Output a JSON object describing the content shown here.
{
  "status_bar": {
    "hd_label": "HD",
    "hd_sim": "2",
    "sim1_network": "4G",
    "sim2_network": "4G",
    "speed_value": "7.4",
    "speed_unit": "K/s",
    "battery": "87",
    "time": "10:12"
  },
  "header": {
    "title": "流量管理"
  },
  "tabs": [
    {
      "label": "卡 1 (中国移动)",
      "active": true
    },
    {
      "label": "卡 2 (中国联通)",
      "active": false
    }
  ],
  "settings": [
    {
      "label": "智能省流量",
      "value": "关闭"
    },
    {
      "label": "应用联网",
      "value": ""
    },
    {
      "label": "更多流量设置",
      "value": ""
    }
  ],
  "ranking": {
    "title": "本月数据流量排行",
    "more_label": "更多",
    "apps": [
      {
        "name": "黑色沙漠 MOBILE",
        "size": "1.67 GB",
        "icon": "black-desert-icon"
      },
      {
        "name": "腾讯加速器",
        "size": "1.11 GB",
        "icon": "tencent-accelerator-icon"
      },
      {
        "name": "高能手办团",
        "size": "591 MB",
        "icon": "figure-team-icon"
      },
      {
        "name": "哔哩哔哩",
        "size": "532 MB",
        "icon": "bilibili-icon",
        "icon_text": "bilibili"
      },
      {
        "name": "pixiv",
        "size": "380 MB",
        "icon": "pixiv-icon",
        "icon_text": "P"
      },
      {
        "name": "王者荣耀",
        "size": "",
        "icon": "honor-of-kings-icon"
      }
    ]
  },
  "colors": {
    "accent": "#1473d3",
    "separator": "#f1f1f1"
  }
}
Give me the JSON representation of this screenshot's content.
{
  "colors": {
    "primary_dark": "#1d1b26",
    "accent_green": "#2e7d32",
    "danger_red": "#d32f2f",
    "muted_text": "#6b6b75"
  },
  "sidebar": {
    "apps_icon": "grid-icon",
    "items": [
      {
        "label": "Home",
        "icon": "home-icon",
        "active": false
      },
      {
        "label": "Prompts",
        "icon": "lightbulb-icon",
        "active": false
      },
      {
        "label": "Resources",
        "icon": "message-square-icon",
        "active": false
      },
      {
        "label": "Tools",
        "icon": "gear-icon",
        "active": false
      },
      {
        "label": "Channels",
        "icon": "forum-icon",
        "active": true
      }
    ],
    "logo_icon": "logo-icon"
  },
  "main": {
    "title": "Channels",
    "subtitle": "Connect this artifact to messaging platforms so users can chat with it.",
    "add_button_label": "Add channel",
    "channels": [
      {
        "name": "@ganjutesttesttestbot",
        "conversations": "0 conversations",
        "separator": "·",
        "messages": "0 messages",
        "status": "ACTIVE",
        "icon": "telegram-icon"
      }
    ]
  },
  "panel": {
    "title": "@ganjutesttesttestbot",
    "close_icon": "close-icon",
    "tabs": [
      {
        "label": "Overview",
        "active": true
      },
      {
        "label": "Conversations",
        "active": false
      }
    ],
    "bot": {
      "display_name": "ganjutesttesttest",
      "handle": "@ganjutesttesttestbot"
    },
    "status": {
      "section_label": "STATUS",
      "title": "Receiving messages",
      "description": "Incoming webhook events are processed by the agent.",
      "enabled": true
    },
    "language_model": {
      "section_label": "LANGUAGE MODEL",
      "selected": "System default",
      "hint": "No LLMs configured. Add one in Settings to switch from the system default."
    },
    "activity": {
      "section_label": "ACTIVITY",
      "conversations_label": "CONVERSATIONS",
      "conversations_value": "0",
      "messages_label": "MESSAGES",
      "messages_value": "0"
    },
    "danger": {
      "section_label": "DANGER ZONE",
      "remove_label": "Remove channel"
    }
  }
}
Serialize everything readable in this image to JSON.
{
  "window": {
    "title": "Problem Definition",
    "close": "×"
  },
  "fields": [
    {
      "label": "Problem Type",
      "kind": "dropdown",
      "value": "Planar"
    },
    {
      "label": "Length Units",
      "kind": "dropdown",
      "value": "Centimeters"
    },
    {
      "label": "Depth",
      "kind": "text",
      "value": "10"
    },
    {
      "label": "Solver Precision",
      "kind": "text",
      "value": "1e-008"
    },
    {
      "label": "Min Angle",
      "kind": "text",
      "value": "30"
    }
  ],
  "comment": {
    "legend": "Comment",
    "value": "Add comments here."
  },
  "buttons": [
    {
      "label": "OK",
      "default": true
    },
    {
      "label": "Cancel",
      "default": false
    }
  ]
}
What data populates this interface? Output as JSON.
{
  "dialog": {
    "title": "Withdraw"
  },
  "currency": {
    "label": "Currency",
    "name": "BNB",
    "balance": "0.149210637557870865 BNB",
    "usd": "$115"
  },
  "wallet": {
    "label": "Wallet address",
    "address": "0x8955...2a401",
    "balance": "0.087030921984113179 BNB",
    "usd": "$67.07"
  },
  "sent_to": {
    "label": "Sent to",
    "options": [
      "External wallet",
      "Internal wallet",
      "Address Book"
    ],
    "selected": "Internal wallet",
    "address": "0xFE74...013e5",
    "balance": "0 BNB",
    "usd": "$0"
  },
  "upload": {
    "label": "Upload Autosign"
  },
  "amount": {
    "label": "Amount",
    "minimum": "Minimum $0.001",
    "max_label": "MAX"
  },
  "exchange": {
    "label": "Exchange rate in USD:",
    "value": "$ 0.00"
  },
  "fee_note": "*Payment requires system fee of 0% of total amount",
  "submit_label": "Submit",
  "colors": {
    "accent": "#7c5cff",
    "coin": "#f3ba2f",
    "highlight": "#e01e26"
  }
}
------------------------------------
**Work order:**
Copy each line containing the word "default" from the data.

**Solution to this exercise:**
      "selected": "System default",
      "hint": "No LLMs configured. Add one in Settings to switch from the system default."
      "default": true
      "default": false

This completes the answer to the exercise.